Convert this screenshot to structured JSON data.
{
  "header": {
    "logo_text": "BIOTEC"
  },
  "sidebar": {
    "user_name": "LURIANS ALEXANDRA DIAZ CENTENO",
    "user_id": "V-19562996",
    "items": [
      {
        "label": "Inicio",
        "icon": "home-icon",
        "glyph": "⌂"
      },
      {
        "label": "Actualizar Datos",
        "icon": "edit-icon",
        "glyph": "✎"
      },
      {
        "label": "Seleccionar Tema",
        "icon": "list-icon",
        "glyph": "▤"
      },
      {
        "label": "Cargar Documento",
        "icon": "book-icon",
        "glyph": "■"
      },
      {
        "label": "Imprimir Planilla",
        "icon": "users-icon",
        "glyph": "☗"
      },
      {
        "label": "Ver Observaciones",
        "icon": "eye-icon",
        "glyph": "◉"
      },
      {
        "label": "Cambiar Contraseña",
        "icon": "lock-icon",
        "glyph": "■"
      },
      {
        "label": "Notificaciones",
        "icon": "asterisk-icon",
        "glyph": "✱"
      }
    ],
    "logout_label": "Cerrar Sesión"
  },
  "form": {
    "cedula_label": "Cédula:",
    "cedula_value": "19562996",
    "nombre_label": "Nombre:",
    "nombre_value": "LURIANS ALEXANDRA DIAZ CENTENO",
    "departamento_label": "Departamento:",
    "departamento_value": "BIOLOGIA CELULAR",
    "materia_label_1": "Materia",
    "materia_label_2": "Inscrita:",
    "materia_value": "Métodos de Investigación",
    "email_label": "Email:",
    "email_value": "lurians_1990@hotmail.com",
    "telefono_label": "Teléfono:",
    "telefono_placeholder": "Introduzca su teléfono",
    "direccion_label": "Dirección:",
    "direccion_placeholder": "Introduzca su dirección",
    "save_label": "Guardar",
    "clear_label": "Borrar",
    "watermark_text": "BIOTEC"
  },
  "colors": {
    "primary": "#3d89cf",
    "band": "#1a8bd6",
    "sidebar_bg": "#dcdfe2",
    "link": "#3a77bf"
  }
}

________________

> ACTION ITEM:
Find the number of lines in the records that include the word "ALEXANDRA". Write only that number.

> REPLY:
2